Averting a Sept. 30 government shutdown, President Obama has signed a stopgap measure to keep funds flowing to federal agencies through Dec. 9.

The continuing resolution (CR), which Obama signed on Sept. 29, also includes $500 million for flood relief in Louisiana and other storm-battered states plus funding, at reduced levels, for all of fiscal year 2017 for military construction and Dept. of Veterans Affairs major construction projects.

The 10-week stopgap for the other departments funds their programs at 2016 levels.

But the measure has no funds for Flint, Mich., drinking-water system repairs. House lawmakers instead inserted a Flint provision in a water-resources bill.

Final congressional action on the CR came late on Sept. 28 when the House approved it by a 342-85 vote. Earlier in the day, the Senate had cleared  the measure, 72-26.

The stopgap needed to be enacted by midnight Sept. 30, when fiscal 2016 ends.

The “mil con” -VA title of the package slices Defense Dept. construction 5% from 2016’s total, to $7.7 billion. It also slashes funds for VA’s major construction projects account by 58%, to $538 million.

Steve Hall, American Council of Engineering Companies vice president for government affairs, calls the reductions in mil con and VA programs disappointing.

But Hall says, “The fact that the CR included the mil con appropriations bill is an indication that House and Senate negotiators may be able to come up with compromises on additional appropriations bills before the end of the year.”
All 11 of the remaining individual FY 2017 appropriations bills could be swept together into an omnibus spending package. Another option is a group of “minibuses”—packages containing several spending bills each.

Senate Majority Leader Mitch McConnell (R-Ky) told reporters on Sept. 29 that funding federal agencies through fiscal 2017 is one of his priorities for the post-election session.

McConnell said he would prefer to pass “several minibuses, if we could.” He added: “I don’t like omnibuses and I don’t like CRs either. And the only other place you could go with this amount of limited time left would be several minibuses. And we’ll just have to see what we can move.”

Louisiana is expected to receive most of the CR package’s $500 million in community development flood relief and recovery grants, but it is far short of the $2.8 billion that the state’s governor, John Bel Edwards (D), had requested.

Sen. Bill Cassidy (R-La.) said in a statement that the new aid is a “down payment” on the federal flood-recovery funding for his state.

The CR package doesn’t include funding for Flint, Mich., to replace its drinking-water infrastructure, but an amendment to the House Water Resources Development Act authorizes $170 million for Flint, subject to annual appropriations. The House passed its WRDA on Sept. 28.

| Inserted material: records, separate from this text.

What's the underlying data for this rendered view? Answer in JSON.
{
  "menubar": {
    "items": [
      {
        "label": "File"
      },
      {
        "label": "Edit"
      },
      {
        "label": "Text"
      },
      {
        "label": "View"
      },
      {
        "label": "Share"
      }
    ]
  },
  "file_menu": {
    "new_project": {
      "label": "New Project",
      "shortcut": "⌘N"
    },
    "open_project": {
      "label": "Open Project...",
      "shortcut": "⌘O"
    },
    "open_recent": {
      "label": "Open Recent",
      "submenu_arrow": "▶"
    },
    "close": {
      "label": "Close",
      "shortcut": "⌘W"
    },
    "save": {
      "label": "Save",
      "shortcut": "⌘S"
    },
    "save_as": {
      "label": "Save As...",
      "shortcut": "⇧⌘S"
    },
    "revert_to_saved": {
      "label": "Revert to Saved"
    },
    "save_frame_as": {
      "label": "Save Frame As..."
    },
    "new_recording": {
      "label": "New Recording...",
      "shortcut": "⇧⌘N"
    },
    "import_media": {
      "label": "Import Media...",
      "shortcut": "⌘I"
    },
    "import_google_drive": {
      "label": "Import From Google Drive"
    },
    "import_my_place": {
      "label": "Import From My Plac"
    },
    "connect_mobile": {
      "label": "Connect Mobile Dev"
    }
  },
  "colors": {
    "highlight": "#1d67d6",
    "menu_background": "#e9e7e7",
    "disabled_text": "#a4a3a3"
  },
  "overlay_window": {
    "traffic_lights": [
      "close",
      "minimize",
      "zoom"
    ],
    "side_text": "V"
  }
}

The Senate-passed WRDA also has funds for Flint and other cities with troubled drinking-water systems.